I've been uncharacteristically blog-quiet this week, because I have spent every waking moment at the Salford Gallery, helping to get my new exhibition ready. Bit of a mammoth post now though, to make up for lost time!
Incredibly, I originally thought I would just take the train over to the gallery on Monday and Tuesday, to do the various bits of wall painting and fancy stuff, and leave the rest to the gallery's team. Well, everything always takes longer than you think...
Plus, anyone who knows me will concur that I am a bit of a perfectionist and something of a control freak to boot (John will definitely agree with that one!). Anyway, in the end there was so much to do that we both John and I were there all week, working alongside Dave, the Senior Technician, Amy, the Curator, and various other members of the gallery team.
Dave, something of a genius in my book, had already built the various 3-dimensional elements of the show (for child visitors to role-play the stories) like this ark, from A Lark in the Ark:
Children will be able to put animals in and out of the various doors and windows, plus the cupboards will be full of dressing-up gear (mimicking the animals in the story). They can look at themselves in a mirror - you can see the frame where it will go. The gallery team painted the background colours, then I decorated the hinged doors and painted details like the weather vane, rain cloud etc on the wall behind:
For weeks Amy has been collecting soft toy animals and dressing-up clothes from charity shops, as well as other bits and bobs like real washing for the washing line, decorated canal boat buckets etc. By the time we left on Friday, it looked like this:
Dave also built Mrs Duck's house, from Big Bad Wolf is Good, which will be a little den in the corner of the gallery:
I copied all the interior details of the house from the originally illustration and John and I spent all of Monday painting them in acrylics. John did all the wooden beams:
I did the duck-socks and tea-towel on Mrs duck's washing line:
I also painted Mrs Duck's spotty curtains, as it would have been very complicated for Dave to have constructed a real curtain rail on the curved walls:

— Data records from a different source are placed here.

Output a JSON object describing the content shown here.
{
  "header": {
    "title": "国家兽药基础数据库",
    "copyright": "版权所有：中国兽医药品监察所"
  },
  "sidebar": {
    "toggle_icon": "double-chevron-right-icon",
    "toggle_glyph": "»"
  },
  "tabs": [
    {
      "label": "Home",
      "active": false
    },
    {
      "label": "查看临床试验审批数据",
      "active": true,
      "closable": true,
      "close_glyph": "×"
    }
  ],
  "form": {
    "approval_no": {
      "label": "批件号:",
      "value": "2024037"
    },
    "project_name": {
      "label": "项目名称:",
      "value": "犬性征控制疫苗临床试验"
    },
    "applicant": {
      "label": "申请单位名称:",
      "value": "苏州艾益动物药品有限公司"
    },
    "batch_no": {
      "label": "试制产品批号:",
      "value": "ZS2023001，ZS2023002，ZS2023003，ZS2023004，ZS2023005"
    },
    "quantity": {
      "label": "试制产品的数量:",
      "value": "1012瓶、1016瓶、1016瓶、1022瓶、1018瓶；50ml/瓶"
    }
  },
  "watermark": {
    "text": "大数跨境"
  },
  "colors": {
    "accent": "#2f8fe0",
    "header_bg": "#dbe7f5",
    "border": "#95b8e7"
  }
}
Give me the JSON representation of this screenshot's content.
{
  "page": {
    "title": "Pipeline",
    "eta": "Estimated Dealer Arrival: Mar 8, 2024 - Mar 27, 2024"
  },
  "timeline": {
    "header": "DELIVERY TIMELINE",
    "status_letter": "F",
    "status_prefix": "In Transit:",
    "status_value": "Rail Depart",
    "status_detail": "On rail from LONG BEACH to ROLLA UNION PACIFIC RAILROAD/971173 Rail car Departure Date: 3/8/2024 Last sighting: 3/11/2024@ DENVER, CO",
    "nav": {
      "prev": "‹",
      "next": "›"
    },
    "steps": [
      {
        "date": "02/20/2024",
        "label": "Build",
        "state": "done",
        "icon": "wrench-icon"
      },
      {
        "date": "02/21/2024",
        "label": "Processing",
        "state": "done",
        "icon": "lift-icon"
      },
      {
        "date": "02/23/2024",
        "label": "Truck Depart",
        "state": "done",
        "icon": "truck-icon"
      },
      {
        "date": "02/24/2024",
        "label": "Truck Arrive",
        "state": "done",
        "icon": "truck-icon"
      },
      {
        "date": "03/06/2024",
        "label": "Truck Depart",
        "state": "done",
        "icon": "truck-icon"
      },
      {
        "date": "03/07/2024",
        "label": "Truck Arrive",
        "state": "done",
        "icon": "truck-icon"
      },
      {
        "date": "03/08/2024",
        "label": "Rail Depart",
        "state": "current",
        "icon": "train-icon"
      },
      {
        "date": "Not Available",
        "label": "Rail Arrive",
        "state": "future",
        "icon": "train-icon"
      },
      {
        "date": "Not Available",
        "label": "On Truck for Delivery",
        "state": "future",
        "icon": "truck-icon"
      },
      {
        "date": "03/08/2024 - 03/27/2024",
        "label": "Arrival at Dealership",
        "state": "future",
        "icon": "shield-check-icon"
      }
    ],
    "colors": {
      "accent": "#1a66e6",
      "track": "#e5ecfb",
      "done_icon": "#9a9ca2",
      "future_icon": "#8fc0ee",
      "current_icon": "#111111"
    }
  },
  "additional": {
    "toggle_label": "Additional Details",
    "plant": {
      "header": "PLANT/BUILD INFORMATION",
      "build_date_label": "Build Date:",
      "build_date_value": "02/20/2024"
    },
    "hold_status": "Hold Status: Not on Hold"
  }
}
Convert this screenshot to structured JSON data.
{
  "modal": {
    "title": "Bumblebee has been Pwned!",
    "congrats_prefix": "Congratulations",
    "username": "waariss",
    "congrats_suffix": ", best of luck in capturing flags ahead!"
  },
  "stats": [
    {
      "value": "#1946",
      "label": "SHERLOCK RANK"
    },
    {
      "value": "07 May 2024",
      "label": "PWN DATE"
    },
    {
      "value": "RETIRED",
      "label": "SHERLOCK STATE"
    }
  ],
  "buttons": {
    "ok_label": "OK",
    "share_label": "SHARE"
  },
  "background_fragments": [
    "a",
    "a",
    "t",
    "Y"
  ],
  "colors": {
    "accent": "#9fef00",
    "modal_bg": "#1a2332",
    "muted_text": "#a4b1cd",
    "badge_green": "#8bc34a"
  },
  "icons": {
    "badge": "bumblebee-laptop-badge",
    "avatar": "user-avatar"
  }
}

We decided to paint the rug onto the floor rather than use a real one which kids might trip on (or might disappear...). It was great how various people who worked at all sorts of jobs throughout the gallery came and mucked in when they had a free hour or so. This is Mary, blocking in the floor colours:
The duck house was the one thing that wasn't quite finished when we packed up on Friday night, but luckily it was only varnishing the floor and putting on the window frames that fell off the end:
Dave's tour-de-force, I think, was his anaconda, because of it's inherent complexity, but also its amazing impact in the space. He built a massive head out of hardboard, foam and canvas, so that children can play at actually being eaten by the anaconda from Class Two at the Zoo:
I drew the body on the wall, so it ran the entire length of the gallery, then Amy blocked in the base colours:
Poor John got landed with painting the pattern. It took me long enough just to draw guidelines in pencil, it took him all day Tuesday and through until lunchtime on Wednesday, scrunched up on the floor with his fine black brush:
I gave myself the more comfortable job of painting the snake's head (what a meanie!):
Trying to work out how the pattern would go as it left the wall and went into 3 dimensions, and painting the straight lines on the undulating fabric, was quite a task though:
This is how he looked when he was done. Unfortunately it turns out one of the members of staff has a bit of a snake phobia (!):
On Thursday, Amy and I laid the artwork around the gallery walls, working out what we would hang where. Miraculously, given the number and size of the frames was determined by my previous exhibition, in a very different space, it all fitted in like a dream:
When the painting was more or less done, Amy and I set up the cases: one displaying a series of roughs (which show the idea process behind designing the big bear from Bears on the Stairs) and one for a selection of my sketchbooks:
As well as the new kids stuff, we still have the main elements from the Tameside show: the snake with the seaside-style hole in his belly, plus the stick-the-flies-on-the-warthog game, and the monkey's tea party, both based on Stinky!
It has been pretty hard work, especially given the 1.5 - 2 hours travel at either end of the day, and I still haven't shifted my cold, so was without a voice up until Thursday (it's till only half back!). Both John and I have had great fun though and I am astonished at the fabulous job that Amy and Dave have done, designing it all and making it happen. It has truly surpassed all my expectations!
You can see photos of how the finished show looks here. If you are due to be passing through Salford any time before November 6th, do try and drop in, but watch out for the anaconda...